Dr Burrowes, a patron of the charity, has been travelling around the UK with a documentary crew asking those who attend her groups a very important question: “what does it feel like?”
She explained: “It’s about trying to understand, develop a process – though I don’t know what that will look like yet.”
The ambition is to be able to return with the tools, a guide, that help people heal and repair.
As a train psychologist, Dr Burrowes has been working with trauma her whole career, starting out working with the prison service and those who committed the offence, then moving on to help those who have been affected.
She has trained police, lawyers, judges and speaks to universities across the country on sexual and relationship abuse.
The groups she now runs through her work with the Consent Collective, which she founded with her partner Cynthia, give people the space to feel validated and heard.

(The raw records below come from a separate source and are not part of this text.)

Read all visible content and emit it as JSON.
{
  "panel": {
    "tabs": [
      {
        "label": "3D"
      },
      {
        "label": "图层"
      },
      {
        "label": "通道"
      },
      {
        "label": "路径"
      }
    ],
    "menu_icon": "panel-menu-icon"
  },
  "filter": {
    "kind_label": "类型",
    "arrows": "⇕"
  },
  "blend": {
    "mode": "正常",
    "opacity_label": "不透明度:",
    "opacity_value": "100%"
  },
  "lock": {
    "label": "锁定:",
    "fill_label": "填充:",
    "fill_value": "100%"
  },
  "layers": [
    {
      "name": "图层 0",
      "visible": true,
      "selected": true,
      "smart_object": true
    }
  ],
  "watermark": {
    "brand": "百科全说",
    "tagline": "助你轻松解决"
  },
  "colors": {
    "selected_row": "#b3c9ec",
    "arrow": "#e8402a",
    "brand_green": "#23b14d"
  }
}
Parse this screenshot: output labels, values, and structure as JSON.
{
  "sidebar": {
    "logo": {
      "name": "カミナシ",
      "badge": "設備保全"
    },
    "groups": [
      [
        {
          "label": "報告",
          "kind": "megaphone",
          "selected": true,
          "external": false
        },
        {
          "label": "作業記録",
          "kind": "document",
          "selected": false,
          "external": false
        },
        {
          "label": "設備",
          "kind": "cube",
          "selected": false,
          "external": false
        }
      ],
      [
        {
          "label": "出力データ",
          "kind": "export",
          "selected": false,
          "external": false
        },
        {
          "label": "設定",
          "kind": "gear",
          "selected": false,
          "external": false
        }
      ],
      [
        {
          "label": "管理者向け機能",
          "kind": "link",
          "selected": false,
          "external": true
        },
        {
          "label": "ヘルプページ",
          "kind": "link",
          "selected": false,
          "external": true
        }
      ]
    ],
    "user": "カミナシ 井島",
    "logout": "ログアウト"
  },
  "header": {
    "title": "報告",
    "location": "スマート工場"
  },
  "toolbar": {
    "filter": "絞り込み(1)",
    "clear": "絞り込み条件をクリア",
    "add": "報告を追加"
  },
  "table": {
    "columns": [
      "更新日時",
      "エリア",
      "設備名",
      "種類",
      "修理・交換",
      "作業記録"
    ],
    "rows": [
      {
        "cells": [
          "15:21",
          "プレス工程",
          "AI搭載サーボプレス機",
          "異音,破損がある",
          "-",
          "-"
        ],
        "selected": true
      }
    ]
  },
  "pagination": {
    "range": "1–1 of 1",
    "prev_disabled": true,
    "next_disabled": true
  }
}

She adds: “It’s not about criminal justice.
"Justice is not within our gift.
"It’s about community and what we can do for each other.
“Which is what a lot of people need.”
Dr Burrowes explained how some women will say how the fact that, even in cases where the perpetrator wasn’t arrested or went to court,the police believed them and that can help dramatically with the healing process.
“Justice can be so much more than putting the perpetrator in prison, there’s a wider justice.”
With women across society constantly concerned for their safety, there can be a stronger and more far reaching sense of injustice, as well as a personal one.
“We look at the shame and anger, the exhaustion, feeling foolish for expecting justice.
"It’s about being heard, being held, not being alone.”
She adds that her work with survivors is constantly inspiring, filling her with awe and energy.
"It’s the wisdom people can share...people who are able to sit with pain and having hope.”
One woman is killed by a man every three days in the UK.
According to Refuge, one in three women will experience domestic violence in their life, and in the year ending March 2019, 1.6 million women experienced domestic abuse.
Thursday marked the International Day for the Elimination of Violence against Women, and MSP’s in the Scottish Parliament held a minute silence at 1130 am that day to remember all the women who have been killed by men this year.
Social Justice Secretary Shona Robison commented: “Violence against women and girls is underpinned by inequality and the attitudes and structural barriers that perpetuate it.”
For more information on the Consent Collective, click here.
Rape Crisis Scotland helpline: 08088 01 03 02
Scottish Women’s Aid helpline: 0800 027 1234